Erteschik-Shir discussed the interaction between Focus Structure and phonology and word order phenomena. After lunch, Roberts first discussed complement clitics in Italian and diagnostics relevant to them. Then he went into the notion of Defective Goal and showed how it explains cliticization. Clitic-climbing with restructuring verbs and the causative paradigm were also discussed during this session. Erteschik-Shir took over after the tea-break and discussed focus structure and PF interpretations,  constraints on focus structure, epistemic verbs, canonical and non-canonical focus structure, wh-topic, completing a fruitful first half of the school.



Excursion to Chaukhori to enjoy the view of yet another range consisting of Annapurna – the third highest peak in the world. The group also had a special and memorable bonfire night during this trip.




Continuing with Causative paradigms, Roberts discussed causativizing transitives and Collins’ (2005) Smuggling account of passives in this relation. He further discussed subject cliticization, analytic and synthetic causatives. The post-lunch session saw Holmberg take up Ergativity of Hawrami as in syntactic and morphological ergativity, and the paradigm of clitics, especially subject clitics in Hawrami. The derivations made crucial use of a VoiceP projection above vP. Further he discussed passive of ditransitives and possessive raising. After tea, the discussion centered on the relation of topic-focus with special reference to the status of superiority condition in Hebrew.




Roberts discussed the difference between proclitic and enclitic, periphrastic tense, fare-infinitive (FI) construction in Italian causatives  and faire-pas (FP) constructions in French. He went on to discuss verb-movement in terms of cliticization and incorporation and showed how it can be explained in terms of the notion of defective goal and how cliticization is similar to aux-movement. German and Romance inflectional systems proved to be instrumental for this to be a narrow-syntactic operation and have LF effects.

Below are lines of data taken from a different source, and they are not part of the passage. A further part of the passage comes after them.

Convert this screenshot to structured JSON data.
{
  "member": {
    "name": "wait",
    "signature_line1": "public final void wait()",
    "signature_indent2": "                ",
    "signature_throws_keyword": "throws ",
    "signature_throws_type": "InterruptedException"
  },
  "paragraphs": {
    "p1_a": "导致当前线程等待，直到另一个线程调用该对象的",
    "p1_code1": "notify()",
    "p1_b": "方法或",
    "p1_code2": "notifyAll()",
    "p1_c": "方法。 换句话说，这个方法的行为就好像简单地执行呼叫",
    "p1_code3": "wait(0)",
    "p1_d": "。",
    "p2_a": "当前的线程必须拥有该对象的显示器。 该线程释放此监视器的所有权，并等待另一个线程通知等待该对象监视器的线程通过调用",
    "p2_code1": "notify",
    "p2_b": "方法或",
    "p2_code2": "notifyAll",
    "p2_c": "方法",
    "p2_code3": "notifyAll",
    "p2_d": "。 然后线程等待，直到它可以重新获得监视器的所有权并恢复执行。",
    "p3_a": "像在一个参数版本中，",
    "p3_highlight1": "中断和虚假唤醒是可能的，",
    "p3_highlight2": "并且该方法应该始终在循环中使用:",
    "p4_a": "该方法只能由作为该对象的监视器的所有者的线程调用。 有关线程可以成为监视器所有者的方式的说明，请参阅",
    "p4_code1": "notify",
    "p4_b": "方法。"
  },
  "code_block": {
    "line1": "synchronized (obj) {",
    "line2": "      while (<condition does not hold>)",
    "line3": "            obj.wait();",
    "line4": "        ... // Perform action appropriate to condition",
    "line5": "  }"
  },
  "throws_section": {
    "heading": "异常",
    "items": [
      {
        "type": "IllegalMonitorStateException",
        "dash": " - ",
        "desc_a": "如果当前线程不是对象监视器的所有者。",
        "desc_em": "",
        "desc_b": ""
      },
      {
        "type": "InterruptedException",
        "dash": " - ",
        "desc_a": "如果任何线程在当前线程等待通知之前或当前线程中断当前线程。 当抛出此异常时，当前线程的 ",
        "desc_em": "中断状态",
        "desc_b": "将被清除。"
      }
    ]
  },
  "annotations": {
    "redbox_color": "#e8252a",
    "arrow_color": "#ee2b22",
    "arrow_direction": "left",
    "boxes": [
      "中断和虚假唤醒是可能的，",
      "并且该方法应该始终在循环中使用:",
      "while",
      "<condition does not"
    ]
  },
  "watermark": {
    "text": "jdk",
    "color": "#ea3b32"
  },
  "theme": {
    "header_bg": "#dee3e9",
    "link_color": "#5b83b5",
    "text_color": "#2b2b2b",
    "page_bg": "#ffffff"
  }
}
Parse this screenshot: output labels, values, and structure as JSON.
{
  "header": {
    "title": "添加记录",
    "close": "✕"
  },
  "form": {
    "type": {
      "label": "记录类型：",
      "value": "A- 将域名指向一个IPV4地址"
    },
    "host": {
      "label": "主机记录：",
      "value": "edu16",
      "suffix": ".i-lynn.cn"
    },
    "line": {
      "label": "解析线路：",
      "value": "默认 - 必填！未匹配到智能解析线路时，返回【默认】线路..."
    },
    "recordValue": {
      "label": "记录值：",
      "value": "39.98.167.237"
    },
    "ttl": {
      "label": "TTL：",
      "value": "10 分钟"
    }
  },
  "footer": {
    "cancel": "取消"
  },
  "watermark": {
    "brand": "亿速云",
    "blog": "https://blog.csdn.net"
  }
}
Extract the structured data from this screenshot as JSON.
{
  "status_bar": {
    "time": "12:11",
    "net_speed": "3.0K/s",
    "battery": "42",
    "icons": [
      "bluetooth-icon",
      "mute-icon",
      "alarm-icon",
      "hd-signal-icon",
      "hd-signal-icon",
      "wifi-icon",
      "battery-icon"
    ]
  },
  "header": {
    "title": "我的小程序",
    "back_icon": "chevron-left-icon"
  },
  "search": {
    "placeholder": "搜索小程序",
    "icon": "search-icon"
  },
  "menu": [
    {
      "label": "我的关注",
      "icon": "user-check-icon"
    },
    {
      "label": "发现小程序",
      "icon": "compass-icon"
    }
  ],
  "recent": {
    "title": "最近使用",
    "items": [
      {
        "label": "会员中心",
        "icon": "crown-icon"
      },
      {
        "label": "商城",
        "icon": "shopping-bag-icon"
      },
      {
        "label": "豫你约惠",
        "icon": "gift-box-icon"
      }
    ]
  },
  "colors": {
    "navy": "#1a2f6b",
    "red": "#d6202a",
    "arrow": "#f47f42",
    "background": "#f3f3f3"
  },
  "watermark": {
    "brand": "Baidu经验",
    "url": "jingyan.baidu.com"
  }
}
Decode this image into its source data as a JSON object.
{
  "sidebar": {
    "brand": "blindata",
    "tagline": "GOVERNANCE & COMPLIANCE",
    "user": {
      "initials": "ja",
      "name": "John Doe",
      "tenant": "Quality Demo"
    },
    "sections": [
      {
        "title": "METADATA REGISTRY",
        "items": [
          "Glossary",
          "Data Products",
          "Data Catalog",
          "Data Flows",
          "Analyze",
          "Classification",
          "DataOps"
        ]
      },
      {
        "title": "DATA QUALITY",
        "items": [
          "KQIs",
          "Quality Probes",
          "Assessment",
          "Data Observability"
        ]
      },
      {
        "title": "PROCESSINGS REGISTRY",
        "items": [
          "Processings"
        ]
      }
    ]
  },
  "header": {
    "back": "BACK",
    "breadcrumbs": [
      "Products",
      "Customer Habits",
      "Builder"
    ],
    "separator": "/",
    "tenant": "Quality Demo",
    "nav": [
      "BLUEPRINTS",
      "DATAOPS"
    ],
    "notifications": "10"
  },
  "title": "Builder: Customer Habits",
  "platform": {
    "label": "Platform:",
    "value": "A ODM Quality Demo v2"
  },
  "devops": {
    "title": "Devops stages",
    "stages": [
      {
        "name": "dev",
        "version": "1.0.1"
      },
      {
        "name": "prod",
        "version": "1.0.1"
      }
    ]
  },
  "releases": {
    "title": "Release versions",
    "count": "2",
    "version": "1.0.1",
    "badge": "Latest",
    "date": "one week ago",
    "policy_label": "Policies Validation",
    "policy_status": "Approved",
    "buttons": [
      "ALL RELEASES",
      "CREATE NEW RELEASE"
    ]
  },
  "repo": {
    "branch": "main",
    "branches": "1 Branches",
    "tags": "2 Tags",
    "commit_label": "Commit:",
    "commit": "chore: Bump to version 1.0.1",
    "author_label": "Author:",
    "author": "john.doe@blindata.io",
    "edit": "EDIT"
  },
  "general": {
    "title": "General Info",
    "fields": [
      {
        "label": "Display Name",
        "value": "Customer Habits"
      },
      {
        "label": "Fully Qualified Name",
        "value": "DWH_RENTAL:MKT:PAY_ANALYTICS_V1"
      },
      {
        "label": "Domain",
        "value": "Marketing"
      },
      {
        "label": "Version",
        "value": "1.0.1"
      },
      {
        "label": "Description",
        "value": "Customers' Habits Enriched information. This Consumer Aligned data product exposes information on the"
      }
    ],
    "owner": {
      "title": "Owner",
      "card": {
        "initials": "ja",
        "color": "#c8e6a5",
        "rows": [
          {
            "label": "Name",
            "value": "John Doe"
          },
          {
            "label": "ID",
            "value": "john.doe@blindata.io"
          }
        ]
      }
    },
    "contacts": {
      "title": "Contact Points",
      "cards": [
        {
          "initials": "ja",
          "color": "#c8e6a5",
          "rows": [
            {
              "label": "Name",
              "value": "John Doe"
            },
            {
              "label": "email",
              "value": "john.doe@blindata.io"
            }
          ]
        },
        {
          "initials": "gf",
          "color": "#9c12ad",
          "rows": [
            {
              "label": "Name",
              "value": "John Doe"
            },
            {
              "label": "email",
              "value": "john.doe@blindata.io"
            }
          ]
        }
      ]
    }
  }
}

Discussing the French-English V-Adv distinction and using the notion of anticipatory stacking, Jayaseelan discussed about the position of adverbs in English and French; disjunction in English derives the ForceP in place of FocP as they are syncretic in English. After lunch Roberts, continuing with verb-movement in VOS and VSO languages, explained how these are narrow-syntactic processes. Talking about incorporation, predicate clefting and long distance dependency, he argued against extension condition, locality etc., concluding that head movement should not be eliminated from narrow syntax.


The students consisted of research (M.Phil. and Ph.D.)students, Linguistics students and teachers from University of Delhi, Jawaharlal Nehru University (Delhi), CIEFL (Hyderabad), Tezpur University (Assam), and University of Trieste. Data and constructions from at least 15 languages from 10 different language families were discussed during this period. They are: Assamese, Bangla, Danish, EkeGusii (a Bantu language), Finnish, French, Hawrami (a Kurdish language), Hindi, Indian Sign Language, Italian, Khasi, Malayalam, Manipuri, Sindhi and Vietnamese.